I realize this post might take this blog in a different direction. (Whether this is good or awful is yet to be seen. . .) The last few posts on here have been awe-inspiring, joyful, and really powerful testimonies of the incredible women of SOAR. I’m in awe of the caliber of the women in this group. Honestly, I don’t feel worthy to be among Team SOAR, especially during spells like the one I’m in now.
Over the past sixish years since I was attacked, I’ve been through the typical gamut of emotions — sadness, loneliness, fear, self-pity, self-loathing, pure survivor’s bliss— you name it. Through hundreds of hours of counseling and personal development, I thought I had gotten past the “bad spells”. A few weeks ago, I started to realize I was in the midst of a quarter-life crisis. Much like a mid-life crisis, I was having feelings of worthlessness, feeling generally lost in life, and feeling as though I didn’t measure up to my own (and society’s) ridiculously high standards. I finally have come to the conclusion that it’s more than a quarter-life crisis: I’m in an “angry” stage of my life-long recovery.
I shake with anger when I think of my rapist (who has never been brought to trial) still being free to attack again. I cried angrily when I read the horror that Debbie (see previous post) had to go through to find some semblance of justice. I even vomited a few weeks ago when I heard about children as young as a day-old being raped because of the myth in Africa that raping a virgin will rid a man of HIV (read the CNN article here).
I’m a straight-laced businesswoman all day, but lately I have found myself lacking eloquence and composure even in a professional environment, where I normally excel. I used to handle telling my survival story with ease, but lately, I’ve struggled to get the words out without shaking. I started to tell a co-worker who runs a self-defense studio (as a side-business) about SOAR and how valuable his practice is, and I couldn’t finish. I literally couldn’t tell my story because I was so angry!
When does this anger subside? I abhor being an angry person (Yup! I’m angry about being angry) I’ve tried to refocus the anger toward doing positive, results-oriented actions, but am I just covering up the real issue?
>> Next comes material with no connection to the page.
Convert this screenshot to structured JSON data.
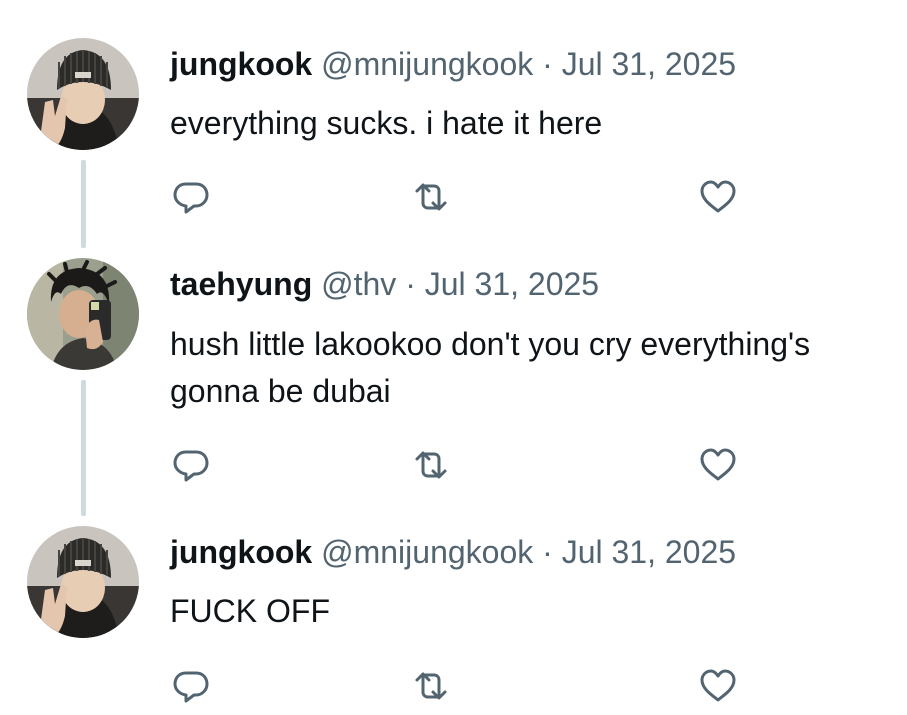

Before I was raped, I used to run when I was emotional (hmmm, maybe that’s why I ran so much ), but I was attacked while I was out running. To this day, I still can’t run longer than 5 minutes without freaking out. The sensation that someone is following me is just too much for my body to handle. My attacker even took one of my biggest passions away from me. . .you guessed it! That makes me even more angry!
It’s not just running that’s been taken away from me. Virtually every area of my life has been affected – my worldview, my health, my brain functioning (I sustained brain damage from the attack), my ability to get insurance from aforementioned drain bamage, my education and speech – again, drain bamage, doctor’s visits, my ability to run, my sex life (overshare?), my goals, my faith, my family and friends. . .I know I’m not the only one here. I know you’ve all been through this anger stage! ARGH!
So what do you think? What helps you get through the angry days? Am I ridiculously emotional? (okay, maybe ‘yes’ to the last question ) Will this stage pass like all of the others have?
Bravo if you made it all the way through this post. I know so many of you have experienced or maybe are currently experiencing anger as a result of the trauma you’ve experienced; I sincerely appreciate any ideas, advice, or commiserating stories you can offer!!
Love to you and yours.